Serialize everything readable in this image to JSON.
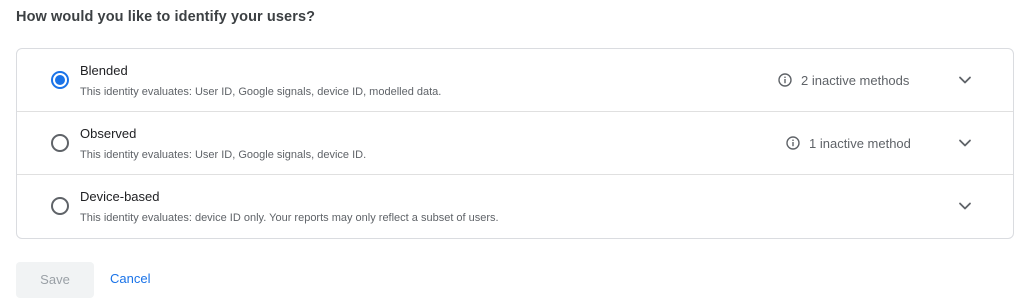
{
  "question": "How would you like to identify your users?",
  "options": [
    {
      "title": "Blended",
      "description": "This identity evaluates: User ID, Google signals, device ID, modelled data.",
      "inactive_text": "2 inactive methods",
      "selected": true,
      "icons": {
        "info": "info-icon",
        "expand": "chevron-down-icon"
      }
    },
    {
      "title": "Observed",
      "description": "This identity evaluates: User ID, Google signals, device ID.",
      "inactive_text": "1 inactive method",
      "selected": false,
      "icons": {
        "info": "info-icon",
        "expand": "chevron-down-icon"
      }
    },
    {
      "title": "Device-based",
      "description": "This identity evaluates: device ID only. Your reports may only reflect a subset of users.",
      "inactive_text": "",
      "selected": false,
      "icons": {
        "expand": "chevron-down-icon"
      }
    }
  ],
  "actions": {
    "save_label": "Save",
    "save_disabled": true,
    "cancel_label": "Cancel"
  },
  "colors": {
    "accent": "#1a73e8",
    "text_primary": "#202124",
    "text_secondary": "#5f6368",
    "border": "#dadce0",
    "disabled_bg": "#f1f3f4",
    "disabled_text": "#9aa0a6"
  }
}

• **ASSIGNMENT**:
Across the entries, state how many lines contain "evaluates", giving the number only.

• **ANSWER TO THE EXERCISE**:
3